__What is required__. Check each line of the entries below for the string "likes"; copy every line where it appears.
======== Records
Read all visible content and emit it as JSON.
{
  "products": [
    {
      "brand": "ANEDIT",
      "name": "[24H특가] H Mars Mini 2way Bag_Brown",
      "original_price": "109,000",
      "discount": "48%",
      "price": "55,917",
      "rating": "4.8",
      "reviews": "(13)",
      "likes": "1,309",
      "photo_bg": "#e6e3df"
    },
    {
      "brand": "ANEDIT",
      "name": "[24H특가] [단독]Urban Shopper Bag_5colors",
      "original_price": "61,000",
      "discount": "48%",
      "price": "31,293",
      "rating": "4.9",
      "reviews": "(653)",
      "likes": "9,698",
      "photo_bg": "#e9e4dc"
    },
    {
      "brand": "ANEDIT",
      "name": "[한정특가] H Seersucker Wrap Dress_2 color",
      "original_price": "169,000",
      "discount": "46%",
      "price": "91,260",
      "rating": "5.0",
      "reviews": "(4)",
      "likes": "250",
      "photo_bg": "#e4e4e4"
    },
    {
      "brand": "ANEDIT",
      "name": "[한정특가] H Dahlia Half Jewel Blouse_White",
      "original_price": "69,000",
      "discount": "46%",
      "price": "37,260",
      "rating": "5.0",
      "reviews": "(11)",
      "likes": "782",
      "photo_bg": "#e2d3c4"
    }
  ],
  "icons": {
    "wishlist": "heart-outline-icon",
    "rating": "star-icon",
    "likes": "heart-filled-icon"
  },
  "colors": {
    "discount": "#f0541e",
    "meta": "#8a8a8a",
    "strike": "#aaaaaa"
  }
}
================
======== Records
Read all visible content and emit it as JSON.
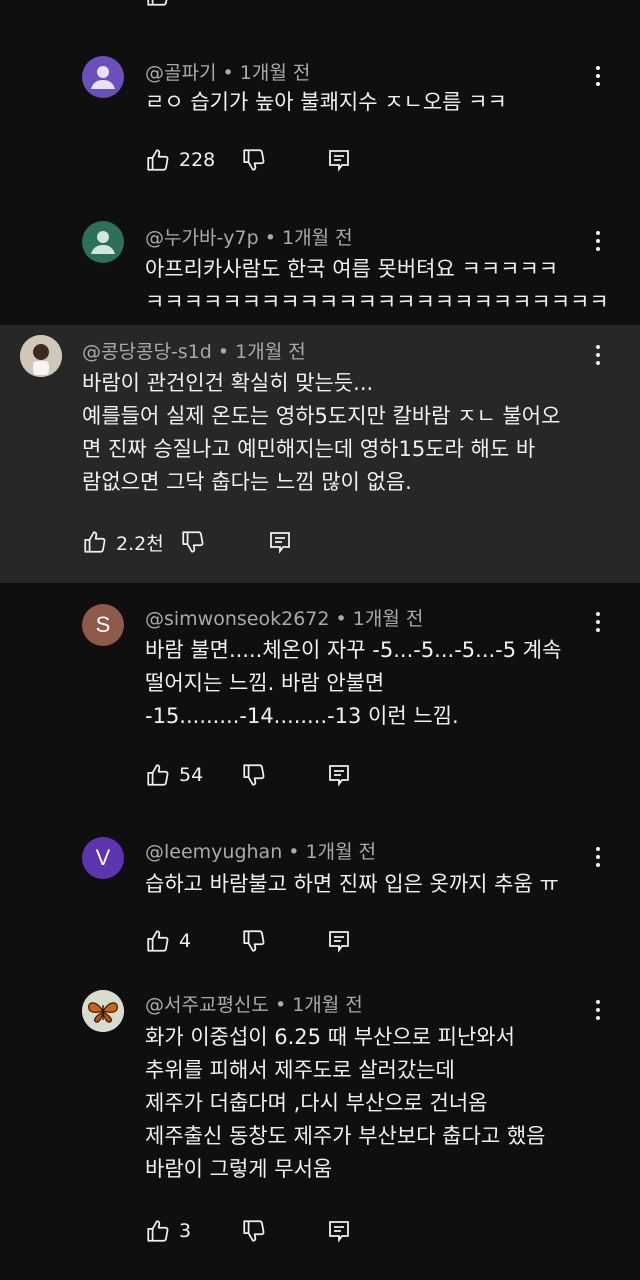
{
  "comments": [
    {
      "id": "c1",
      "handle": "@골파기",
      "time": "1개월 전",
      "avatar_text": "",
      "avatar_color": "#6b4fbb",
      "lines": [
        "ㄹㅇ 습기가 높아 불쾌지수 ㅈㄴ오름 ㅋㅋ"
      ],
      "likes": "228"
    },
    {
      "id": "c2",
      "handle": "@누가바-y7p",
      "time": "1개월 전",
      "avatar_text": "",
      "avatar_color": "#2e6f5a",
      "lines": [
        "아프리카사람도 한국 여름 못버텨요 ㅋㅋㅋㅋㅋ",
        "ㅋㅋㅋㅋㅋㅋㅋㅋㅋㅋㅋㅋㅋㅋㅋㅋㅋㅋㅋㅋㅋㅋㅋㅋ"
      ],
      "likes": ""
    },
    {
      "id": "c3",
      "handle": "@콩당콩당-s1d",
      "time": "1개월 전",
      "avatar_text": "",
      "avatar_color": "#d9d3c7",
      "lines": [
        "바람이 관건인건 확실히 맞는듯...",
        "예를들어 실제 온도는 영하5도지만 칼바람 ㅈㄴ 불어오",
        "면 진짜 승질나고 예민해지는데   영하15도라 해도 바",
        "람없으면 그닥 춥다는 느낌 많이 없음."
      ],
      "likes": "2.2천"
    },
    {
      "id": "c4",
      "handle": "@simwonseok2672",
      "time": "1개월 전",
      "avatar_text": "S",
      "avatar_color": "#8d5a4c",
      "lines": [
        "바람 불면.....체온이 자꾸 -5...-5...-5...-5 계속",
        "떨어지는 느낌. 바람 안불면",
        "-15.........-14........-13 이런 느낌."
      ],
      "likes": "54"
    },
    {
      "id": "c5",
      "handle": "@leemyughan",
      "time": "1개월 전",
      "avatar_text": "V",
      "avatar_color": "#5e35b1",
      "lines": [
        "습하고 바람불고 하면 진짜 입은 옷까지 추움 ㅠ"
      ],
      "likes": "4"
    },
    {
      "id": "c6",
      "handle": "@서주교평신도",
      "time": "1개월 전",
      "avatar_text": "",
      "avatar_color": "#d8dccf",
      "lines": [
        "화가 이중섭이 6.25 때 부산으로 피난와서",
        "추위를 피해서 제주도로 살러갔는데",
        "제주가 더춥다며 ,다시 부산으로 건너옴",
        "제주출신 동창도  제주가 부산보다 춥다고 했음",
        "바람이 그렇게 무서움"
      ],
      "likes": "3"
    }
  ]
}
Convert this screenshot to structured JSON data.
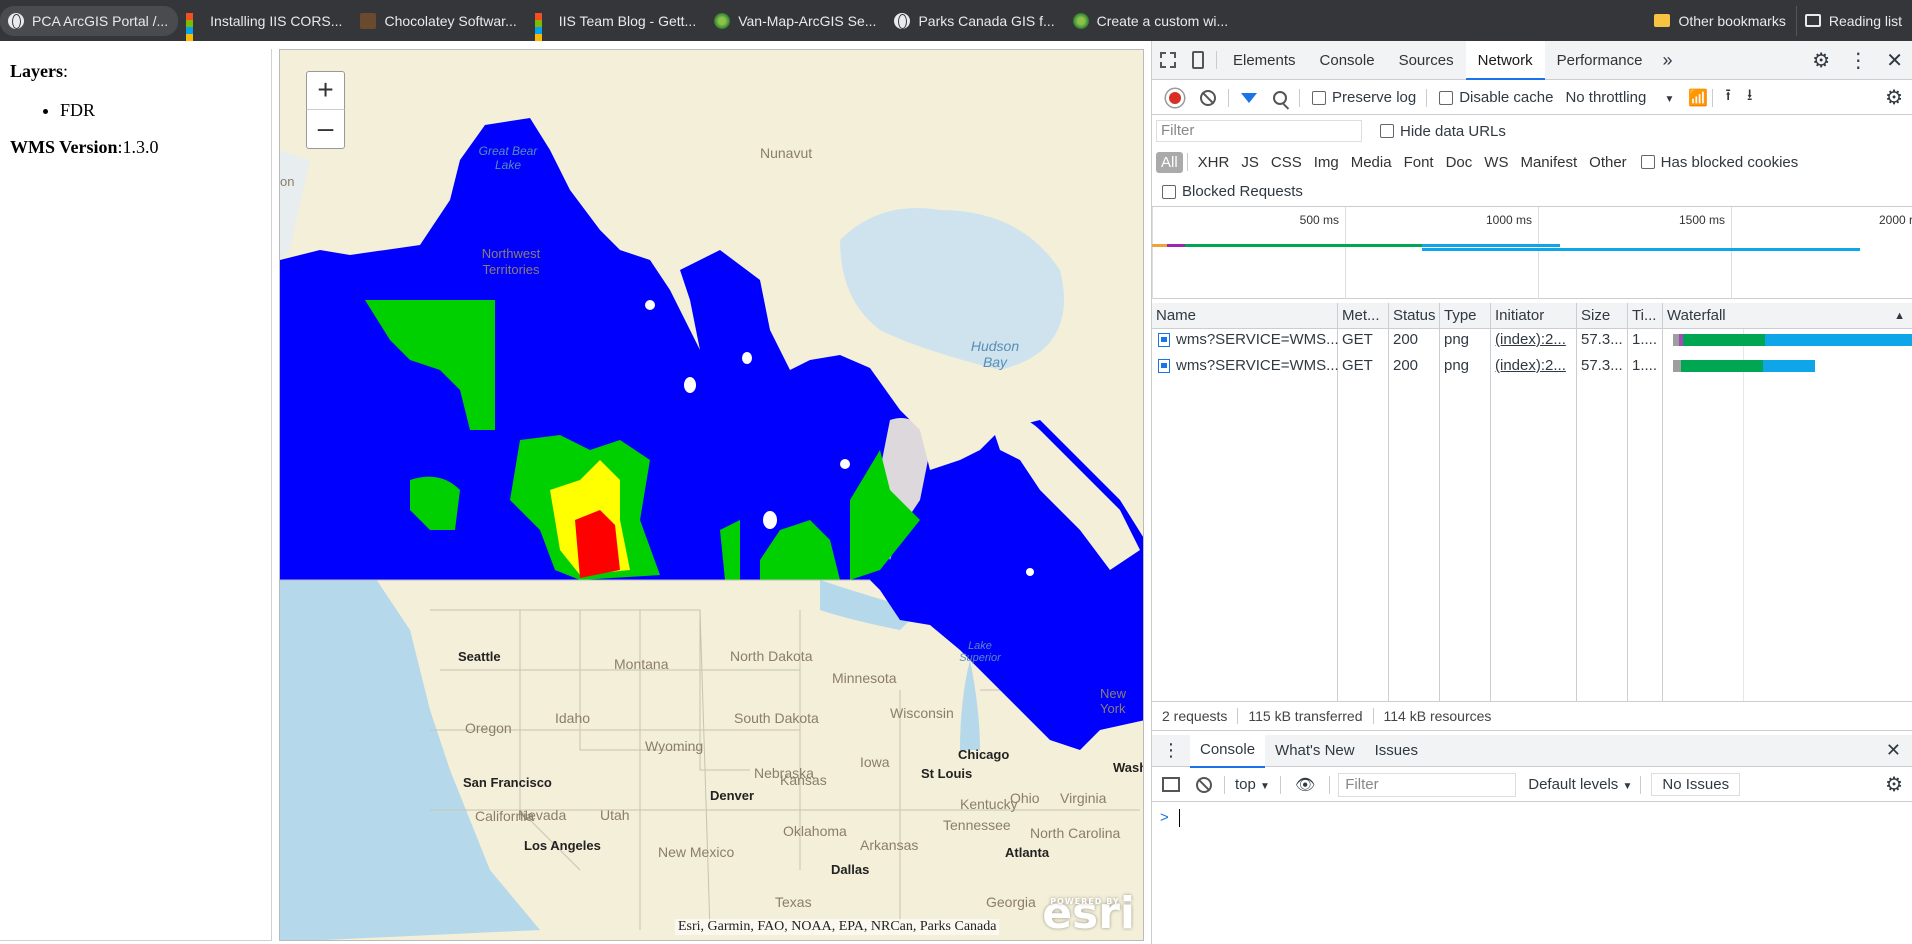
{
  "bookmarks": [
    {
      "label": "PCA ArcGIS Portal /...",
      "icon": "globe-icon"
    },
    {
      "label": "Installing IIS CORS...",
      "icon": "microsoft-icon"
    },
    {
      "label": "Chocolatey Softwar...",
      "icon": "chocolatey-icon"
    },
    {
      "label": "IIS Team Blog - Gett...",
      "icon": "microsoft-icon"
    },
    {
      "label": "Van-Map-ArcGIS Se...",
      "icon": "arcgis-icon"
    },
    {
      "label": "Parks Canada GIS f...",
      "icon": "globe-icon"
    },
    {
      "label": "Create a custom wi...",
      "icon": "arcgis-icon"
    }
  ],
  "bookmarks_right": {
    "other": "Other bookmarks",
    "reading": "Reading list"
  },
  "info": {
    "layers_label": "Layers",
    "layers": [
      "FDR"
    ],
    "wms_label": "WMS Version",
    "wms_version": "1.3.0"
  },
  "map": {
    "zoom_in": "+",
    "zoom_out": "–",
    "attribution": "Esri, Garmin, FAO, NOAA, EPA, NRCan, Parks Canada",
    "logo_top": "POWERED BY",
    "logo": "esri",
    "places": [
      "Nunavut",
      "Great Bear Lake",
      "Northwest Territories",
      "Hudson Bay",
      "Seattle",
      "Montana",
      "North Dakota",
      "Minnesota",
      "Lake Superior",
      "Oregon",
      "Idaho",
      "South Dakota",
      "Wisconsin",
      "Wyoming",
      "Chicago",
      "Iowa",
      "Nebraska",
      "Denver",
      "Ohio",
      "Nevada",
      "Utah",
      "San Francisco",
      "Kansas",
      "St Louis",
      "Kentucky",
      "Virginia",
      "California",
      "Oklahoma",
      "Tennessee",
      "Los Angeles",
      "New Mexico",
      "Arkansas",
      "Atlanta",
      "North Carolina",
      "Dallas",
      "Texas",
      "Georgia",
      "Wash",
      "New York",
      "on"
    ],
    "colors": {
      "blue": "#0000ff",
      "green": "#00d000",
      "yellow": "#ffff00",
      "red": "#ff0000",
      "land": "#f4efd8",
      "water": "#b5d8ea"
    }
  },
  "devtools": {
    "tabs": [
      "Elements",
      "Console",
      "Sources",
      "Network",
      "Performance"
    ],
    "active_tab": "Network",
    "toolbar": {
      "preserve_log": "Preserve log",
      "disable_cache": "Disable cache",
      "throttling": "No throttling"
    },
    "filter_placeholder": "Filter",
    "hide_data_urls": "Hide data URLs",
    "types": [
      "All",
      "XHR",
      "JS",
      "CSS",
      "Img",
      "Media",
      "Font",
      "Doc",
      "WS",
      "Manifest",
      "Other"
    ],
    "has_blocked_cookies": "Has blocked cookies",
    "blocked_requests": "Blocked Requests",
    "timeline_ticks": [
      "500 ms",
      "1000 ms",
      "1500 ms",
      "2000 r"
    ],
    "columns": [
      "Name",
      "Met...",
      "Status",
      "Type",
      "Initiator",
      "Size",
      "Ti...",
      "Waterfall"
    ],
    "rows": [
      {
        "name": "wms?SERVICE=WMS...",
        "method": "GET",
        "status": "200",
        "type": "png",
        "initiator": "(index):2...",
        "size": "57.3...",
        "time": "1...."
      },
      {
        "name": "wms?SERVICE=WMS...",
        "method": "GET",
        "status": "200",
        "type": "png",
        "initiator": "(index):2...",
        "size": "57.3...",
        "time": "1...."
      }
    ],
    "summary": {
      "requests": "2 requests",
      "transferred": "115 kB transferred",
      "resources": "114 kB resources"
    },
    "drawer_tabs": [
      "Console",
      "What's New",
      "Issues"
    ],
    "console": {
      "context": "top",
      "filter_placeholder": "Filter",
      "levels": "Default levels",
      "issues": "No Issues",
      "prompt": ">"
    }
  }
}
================
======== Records
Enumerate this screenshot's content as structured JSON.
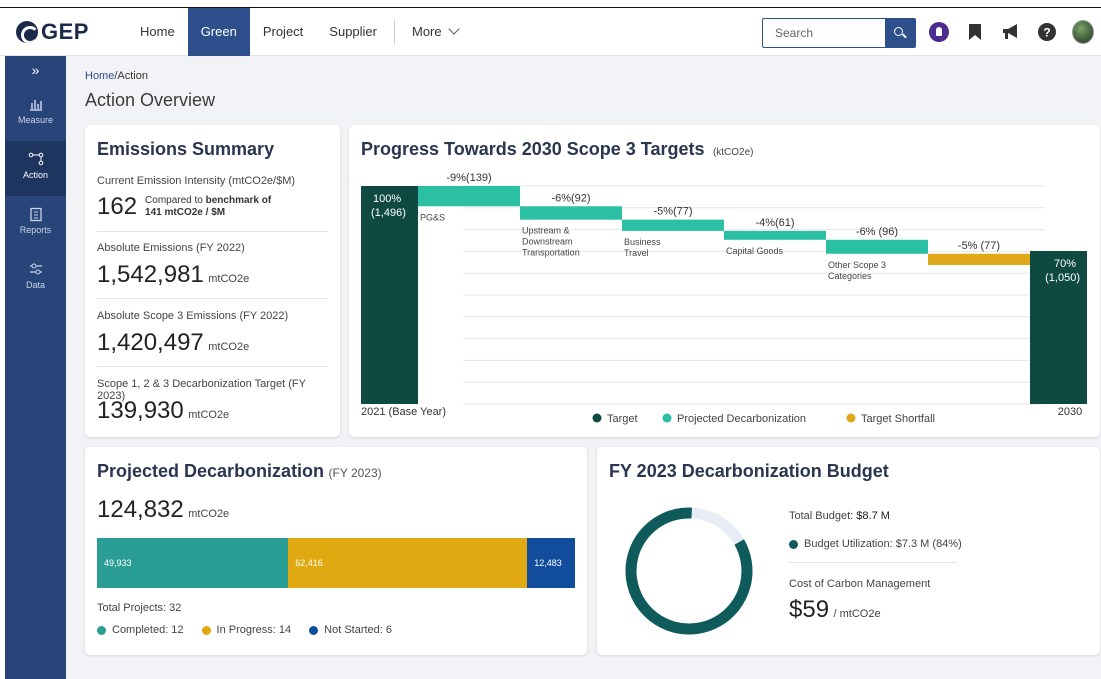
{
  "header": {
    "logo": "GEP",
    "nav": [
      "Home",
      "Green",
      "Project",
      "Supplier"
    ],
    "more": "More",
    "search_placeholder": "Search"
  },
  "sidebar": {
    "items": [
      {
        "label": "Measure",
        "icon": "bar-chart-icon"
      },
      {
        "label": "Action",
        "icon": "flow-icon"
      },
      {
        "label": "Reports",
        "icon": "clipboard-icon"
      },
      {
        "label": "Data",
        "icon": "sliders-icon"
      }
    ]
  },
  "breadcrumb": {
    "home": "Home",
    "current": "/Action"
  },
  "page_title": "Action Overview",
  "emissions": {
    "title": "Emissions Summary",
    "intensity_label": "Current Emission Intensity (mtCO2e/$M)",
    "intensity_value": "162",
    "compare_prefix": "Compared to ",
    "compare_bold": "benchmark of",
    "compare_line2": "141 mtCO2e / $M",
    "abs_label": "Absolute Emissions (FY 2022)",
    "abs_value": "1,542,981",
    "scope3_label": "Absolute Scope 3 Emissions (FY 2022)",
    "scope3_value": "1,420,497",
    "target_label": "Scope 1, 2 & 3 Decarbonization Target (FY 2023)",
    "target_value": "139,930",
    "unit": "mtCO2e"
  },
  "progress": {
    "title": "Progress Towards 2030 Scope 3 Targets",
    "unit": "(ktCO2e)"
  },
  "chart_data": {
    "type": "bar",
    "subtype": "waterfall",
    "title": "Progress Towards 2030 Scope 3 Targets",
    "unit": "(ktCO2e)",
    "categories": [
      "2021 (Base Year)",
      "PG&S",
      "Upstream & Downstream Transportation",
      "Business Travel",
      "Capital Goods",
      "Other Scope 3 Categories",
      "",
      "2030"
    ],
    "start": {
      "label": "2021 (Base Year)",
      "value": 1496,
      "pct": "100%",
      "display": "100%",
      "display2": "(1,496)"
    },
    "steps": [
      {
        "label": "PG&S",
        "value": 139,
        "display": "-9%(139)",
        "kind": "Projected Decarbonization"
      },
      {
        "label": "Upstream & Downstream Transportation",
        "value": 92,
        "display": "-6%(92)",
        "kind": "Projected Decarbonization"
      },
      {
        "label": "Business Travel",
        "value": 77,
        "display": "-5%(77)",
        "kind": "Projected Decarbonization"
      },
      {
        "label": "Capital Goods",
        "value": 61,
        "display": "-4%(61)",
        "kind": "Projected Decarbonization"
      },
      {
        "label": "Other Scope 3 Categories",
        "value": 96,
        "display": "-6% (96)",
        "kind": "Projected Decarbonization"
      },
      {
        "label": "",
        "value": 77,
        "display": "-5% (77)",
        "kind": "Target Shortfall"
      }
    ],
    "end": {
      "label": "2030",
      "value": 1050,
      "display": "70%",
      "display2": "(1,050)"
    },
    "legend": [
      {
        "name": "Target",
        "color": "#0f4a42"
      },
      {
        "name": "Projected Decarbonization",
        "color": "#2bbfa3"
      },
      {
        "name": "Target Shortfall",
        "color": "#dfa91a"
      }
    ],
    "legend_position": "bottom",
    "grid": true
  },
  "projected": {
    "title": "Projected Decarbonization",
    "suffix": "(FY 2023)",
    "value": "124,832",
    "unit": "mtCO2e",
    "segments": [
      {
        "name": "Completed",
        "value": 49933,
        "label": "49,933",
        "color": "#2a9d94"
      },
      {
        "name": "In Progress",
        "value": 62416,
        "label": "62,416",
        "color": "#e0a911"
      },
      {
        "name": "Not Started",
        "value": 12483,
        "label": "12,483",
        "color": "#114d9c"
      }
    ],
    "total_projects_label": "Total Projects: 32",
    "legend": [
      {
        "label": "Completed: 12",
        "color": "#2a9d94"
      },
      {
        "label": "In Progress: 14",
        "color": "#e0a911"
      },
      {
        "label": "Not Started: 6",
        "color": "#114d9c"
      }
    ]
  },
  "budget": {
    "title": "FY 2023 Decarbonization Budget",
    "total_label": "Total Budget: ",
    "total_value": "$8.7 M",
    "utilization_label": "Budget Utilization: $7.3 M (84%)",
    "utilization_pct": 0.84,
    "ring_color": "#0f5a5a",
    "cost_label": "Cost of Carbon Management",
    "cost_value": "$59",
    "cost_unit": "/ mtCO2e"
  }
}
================
__Solved exercise__.
      "likes": "1,309",
      "likes": "9,698",
      "likes": "250",
      "likes": "782",
    "likes": "heart-filled-icon"
      "likes": "228"
      "likes": ""
      "likes": "2.2천"
      "likes": "54"
      "likes": "4"
      "likes": "3"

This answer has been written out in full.